Assignment:
Find every line below where the word "legend" occurs, then give how many you found and nothing else.

(Entries from a dataset of interfaces)
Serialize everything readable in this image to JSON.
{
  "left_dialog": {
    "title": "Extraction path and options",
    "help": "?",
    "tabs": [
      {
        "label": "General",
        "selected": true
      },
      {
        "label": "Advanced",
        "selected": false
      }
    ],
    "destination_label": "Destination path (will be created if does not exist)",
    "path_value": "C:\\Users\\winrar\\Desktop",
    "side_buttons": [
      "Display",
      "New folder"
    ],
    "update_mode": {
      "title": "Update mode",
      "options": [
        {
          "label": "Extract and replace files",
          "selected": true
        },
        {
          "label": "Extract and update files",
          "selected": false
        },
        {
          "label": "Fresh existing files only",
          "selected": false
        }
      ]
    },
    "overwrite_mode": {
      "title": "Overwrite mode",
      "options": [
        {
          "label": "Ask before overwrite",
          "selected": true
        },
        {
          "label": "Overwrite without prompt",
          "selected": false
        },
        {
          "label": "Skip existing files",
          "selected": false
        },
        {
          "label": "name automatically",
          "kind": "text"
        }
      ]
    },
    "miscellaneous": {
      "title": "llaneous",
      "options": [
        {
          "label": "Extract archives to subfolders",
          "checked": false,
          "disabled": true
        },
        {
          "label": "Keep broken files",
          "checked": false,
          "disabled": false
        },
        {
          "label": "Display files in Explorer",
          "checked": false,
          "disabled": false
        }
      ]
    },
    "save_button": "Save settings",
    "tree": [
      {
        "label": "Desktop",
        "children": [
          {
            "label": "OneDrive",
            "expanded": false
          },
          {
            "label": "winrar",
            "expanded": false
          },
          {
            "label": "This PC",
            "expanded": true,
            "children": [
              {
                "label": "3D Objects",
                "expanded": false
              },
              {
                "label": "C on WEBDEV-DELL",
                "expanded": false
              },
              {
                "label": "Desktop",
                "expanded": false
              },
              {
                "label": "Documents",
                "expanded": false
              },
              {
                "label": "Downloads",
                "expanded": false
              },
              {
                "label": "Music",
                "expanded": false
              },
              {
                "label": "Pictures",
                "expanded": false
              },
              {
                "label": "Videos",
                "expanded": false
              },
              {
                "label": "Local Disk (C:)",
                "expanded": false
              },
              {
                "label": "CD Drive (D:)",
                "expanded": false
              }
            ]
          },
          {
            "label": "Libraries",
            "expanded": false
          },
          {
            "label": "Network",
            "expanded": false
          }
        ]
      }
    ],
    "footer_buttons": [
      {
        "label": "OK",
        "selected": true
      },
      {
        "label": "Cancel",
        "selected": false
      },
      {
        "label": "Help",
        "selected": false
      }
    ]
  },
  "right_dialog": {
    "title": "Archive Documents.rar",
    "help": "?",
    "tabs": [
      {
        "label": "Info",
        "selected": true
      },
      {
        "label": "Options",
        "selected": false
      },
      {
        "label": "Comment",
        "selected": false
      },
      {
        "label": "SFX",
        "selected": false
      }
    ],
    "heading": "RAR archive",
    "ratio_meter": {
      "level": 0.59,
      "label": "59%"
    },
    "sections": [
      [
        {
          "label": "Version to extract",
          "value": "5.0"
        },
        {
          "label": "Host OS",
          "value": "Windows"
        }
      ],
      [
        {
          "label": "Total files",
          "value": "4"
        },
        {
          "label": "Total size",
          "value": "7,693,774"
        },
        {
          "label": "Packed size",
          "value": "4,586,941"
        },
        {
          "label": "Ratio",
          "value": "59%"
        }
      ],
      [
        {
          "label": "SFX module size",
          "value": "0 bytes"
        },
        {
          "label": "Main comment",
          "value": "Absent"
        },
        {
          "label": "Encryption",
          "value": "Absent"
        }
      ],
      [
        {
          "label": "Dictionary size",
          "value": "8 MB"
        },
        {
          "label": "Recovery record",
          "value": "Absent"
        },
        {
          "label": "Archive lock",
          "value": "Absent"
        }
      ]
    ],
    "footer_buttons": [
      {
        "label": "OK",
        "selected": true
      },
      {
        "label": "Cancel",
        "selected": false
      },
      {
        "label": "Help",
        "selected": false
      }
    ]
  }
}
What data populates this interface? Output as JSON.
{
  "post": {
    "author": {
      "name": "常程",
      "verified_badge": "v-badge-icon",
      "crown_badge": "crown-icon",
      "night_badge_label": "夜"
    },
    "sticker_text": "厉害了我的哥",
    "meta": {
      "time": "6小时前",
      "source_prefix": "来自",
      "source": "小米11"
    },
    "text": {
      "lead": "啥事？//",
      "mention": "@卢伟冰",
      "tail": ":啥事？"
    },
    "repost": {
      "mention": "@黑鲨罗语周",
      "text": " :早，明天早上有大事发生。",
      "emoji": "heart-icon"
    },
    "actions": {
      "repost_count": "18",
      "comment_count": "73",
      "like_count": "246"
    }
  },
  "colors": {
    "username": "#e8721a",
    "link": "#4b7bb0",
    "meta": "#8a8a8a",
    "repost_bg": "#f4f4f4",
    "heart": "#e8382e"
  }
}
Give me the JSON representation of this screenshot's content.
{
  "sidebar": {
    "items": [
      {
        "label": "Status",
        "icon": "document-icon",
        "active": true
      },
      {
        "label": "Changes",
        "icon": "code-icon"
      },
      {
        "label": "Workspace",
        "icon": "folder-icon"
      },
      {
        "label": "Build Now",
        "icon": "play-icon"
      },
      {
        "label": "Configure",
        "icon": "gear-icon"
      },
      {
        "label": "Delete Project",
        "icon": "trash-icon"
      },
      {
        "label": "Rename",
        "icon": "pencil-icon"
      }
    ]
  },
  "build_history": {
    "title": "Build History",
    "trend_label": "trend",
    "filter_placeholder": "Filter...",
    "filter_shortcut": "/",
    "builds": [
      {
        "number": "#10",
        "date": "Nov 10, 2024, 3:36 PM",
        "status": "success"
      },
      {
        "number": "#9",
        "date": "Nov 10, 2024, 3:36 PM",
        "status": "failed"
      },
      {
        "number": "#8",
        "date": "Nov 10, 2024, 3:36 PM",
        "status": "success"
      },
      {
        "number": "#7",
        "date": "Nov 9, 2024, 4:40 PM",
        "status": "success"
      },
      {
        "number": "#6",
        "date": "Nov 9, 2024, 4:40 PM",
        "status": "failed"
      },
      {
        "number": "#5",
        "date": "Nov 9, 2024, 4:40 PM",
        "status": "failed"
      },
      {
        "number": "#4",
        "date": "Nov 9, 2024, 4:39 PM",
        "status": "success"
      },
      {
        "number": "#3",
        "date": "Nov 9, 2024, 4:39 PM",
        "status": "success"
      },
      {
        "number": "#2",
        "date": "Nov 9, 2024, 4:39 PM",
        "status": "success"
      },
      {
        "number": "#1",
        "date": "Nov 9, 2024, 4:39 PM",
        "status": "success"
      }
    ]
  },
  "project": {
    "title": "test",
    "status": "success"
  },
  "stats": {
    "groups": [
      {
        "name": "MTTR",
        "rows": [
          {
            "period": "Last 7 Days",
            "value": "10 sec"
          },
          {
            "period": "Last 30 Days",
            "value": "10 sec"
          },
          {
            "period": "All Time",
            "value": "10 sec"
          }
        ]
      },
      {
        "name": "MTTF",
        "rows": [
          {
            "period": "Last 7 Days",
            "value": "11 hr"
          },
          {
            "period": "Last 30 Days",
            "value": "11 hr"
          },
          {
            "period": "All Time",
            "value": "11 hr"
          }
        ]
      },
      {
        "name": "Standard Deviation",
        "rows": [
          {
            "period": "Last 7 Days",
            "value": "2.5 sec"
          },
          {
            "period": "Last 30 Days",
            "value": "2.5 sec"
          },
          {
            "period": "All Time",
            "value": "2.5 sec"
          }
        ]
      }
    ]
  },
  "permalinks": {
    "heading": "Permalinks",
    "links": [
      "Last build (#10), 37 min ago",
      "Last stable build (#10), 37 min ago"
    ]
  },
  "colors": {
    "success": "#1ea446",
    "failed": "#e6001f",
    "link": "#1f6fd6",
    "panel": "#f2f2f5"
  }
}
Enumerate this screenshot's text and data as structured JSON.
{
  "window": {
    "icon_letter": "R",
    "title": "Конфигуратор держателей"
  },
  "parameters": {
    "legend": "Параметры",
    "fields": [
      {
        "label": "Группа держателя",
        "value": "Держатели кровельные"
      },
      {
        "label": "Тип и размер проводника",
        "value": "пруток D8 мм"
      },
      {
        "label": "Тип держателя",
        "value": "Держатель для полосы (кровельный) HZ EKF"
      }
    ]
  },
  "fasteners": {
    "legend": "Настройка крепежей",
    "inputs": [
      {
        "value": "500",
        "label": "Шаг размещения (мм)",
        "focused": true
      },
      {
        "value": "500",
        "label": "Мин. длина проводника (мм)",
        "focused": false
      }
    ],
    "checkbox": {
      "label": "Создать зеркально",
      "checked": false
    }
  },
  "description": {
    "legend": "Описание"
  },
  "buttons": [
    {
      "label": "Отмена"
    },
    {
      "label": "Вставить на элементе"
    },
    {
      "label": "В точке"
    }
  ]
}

Result of this exercise:
3